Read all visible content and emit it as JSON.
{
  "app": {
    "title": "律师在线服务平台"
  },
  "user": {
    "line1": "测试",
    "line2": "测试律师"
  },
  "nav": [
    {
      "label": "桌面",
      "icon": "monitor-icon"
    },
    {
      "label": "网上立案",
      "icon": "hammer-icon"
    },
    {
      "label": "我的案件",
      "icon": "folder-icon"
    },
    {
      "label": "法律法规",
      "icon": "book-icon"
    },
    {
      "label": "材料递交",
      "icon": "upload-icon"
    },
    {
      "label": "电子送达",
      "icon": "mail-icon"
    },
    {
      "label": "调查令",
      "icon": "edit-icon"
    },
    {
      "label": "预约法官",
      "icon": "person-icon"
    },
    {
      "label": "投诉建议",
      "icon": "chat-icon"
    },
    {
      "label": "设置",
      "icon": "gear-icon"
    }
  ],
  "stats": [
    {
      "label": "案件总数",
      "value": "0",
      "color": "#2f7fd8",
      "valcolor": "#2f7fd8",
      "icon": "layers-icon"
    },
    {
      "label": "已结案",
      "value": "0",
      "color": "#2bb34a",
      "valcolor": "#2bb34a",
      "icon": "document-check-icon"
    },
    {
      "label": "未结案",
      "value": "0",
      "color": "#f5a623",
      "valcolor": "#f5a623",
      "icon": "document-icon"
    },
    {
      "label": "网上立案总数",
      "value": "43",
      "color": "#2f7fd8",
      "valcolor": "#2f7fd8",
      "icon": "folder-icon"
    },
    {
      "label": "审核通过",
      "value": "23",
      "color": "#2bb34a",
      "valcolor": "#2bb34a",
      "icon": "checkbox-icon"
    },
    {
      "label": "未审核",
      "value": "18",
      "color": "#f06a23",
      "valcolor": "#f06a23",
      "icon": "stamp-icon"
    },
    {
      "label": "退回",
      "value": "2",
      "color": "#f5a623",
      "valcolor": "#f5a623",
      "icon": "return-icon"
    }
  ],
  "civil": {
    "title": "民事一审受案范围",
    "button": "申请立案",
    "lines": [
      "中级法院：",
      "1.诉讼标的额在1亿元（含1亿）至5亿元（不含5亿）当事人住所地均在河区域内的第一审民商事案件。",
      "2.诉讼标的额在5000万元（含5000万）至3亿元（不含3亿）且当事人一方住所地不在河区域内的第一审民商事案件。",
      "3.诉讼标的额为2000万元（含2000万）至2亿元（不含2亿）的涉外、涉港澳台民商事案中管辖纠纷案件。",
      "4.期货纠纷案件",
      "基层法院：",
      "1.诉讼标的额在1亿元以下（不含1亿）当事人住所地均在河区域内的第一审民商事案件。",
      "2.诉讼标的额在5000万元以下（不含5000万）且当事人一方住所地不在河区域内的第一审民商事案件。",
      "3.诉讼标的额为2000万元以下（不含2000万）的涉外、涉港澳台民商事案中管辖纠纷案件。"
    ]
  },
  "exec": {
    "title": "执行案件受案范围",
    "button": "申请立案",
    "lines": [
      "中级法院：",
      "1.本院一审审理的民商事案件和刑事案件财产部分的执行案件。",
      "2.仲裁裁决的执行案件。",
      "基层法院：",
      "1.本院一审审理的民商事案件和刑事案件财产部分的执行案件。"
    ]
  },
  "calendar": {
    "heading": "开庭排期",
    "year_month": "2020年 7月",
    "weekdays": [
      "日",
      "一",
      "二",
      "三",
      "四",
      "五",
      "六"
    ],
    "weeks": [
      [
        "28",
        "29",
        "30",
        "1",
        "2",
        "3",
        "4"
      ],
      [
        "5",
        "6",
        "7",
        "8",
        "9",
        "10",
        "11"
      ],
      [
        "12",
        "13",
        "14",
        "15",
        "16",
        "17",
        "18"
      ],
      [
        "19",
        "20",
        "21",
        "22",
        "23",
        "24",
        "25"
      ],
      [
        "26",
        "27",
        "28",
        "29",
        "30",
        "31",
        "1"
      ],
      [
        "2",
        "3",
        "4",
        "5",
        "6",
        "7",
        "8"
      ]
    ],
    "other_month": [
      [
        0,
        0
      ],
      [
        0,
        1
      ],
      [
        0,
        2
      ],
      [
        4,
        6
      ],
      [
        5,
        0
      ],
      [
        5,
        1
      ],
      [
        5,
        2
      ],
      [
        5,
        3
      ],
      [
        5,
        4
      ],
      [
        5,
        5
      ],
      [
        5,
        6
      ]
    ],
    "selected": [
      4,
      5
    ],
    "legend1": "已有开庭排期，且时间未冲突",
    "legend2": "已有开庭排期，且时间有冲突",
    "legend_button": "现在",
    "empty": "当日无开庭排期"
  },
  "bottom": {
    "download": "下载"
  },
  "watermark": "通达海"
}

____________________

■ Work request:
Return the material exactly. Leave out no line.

■ Response box:
Read all visible content and emit it as JSON.
{
  "app": {
    "title": "律师在线服务平台"
  },
  "user": {
    "line1": "测试",
    "line2": "测试律师"
  },
  "nav": [
    {
      "label": "桌面",
      "icon": "monitor-icon"
    },
    {
      "label": "网上立案",
      "icon": "hammer-icon"
    },
    {
      "label": "我的案件",
      "icon": "folder-icon"
    },
    {
      "label": "法律法规",
      "icon": "book-icon"
    },
    {
      "label": "材料递交",
      "icon": "upload-icon"
    },
    {
      "label": "电子送达",
      "icon": "mail-icon"
    },
    {
      "label": "调查令",
      "icon": "edit-icon"
    },
    {
      "label": "预约法官",
      "icon": "person-icon"
    },
    {
      "label": "投诉建议",
      "icon": "chat-icon"
    },
    {
      "label": "设置",
      "icon": "gear-icon"
    }
  ],
  "stats": [
    {
      "label": "案件总数",
      "value": "0",
      "color": "#2f7fd8",
      "valcolor": "#2f7fd8",
      "icon": "layers-icon"
    },
    {
      "label": "已结案",
      "value": "0",
      "color": "#2bb34a",
      "valcolor": "#2bb34a",
      "icon": "document-check-icon"
    },
    {
      "label": "未结案",
      "value": "0",
      "color": "#f5a623",
      "valcolor": "#f5a623",
      "icon": "document-icon"
    },
    {
      "label": "网上立案总数",
      "value": "43",
      "color": "#2f7fd8",
      "valcolor": "#2f7fd8",
      "icon": "folder-icon"
    },
    {
      "label": "审核通过",
      "value": "23",
      "color": "#2bb34a",
      "valcolor": "#2bb34a",
      "icon": "checkbox-icon"
    },
    {
      "label": "未审核",
      "value": "18",
      "color": "#f06a23",
      "valcolor": "#f06a23",
      "icon": "stamp-icon"
    },
    {
      "label": "退回",
      "value": "2",
      "color": "#f5a623",
      "valcolor": "#f5a623",
      "icon": "return-icon"
    }
  ],
  "civil": {
    "title": "民事一审受案范围",
    "button": "申请立案",
    "lines": [
      "中级法院：",
      "1.诉讼标的额在1亿元（含1亿）至5亿元（不含5亿）当事人住所地均在河区域内的第一审民商事案件。",
      "2.诉讼标的额在5000万元（含5000万）至3亿元（不含3亿）且当事人一方住所地不在河区域内的第一审民商事案件。",
      "3.诉讼标的额为2000万元（含2000万）至2亿元（不含2亿）的涉外、涉港澳台民商事案中管辖纠纷案件。",
      "4.期货纠纷案件",
      "基层法院：",
      "1.诉讼标的额在1亿元以下（不含1亿）当事人住所地均在河区域内的第一审民商事案件。",
      "2.诉讼标的额在5000万元以下（不含5000万）且当事人一方住所地不在河区域内的第一审民商事案件。",
      "3.诉讼标的额为2000万元以下（不含2000万）的涉外、涉港澳台民商事案中管辖纠纷案件。"
    ]
  },
  "exec": {
    "title": "执行案件受案范围",
    "button": "申请立案",
    "lines": [
      "中级法院：",
      "1.本院一审审理的民商事案件和刑事案件财产部分的执行案件。",
      "2.仲裁裁决的执行案件。",
      "基层法院：",
      "1.本院一审审理的民商事案件和刑事案件财产部分的执行案件。"
    ]
  },
  "calendar": {
    "heading": "开庭排期",
    "year_month": "2020年 7月",
    "weekdays": [
      "日",
      "一",
      "二",
      "三",
      "四",
      "五",
      "六"
    ],
    "weeks": [
      [
        "28",
        "29",
        "30",
        "1",
        "2",
        "3",
        "4"
      ],
      [
        "5",
        "6",
        "7",
        "8",
        "9",
        "10",
        "11"
      ],
      [
        "12",
        "13",
        "14",
        "15",
        "16",
        "17",
        "18"
      ],
      [
        "19",
        "20",
        "21",
        "22",
        "23",
        "24",
        "25"
      ],
      [
        "26",
        "27",
        "28",
        "29",
        "30",
        "31",
        "1"
      ],
      [
        "2",
        "3",
        "4",
        "5",
        "6",
        "7",
        "8"
      ]
    ],
    "other_month": [
      [
        0,
        0
      ],
      [
        0,
        1
      ],
      [
        0,
        2
      ],
      [
        4,
        6
      ],
      [
        5,
        0
      ],
      [
        5,
        1
      ],
      [
        5,
        2
      ],
      [
        5,
        3
      ],
      [
        5,
        4
      ],
      [
        5,
        5
      ],
      [
        5,
        6
      ]
    ],
    "selected": [
      4,
      5
    ],
    "legend1": "已有开庭排期，且时间未冲突",
    "legend2": "已有开庭排期，且时间有冲突",
    "legend_button": "现在",
    "empty": "当日无开庭排期"
  },
  "bottom": {
    "download": "下载"
  },
  "watermark": "通达海"
}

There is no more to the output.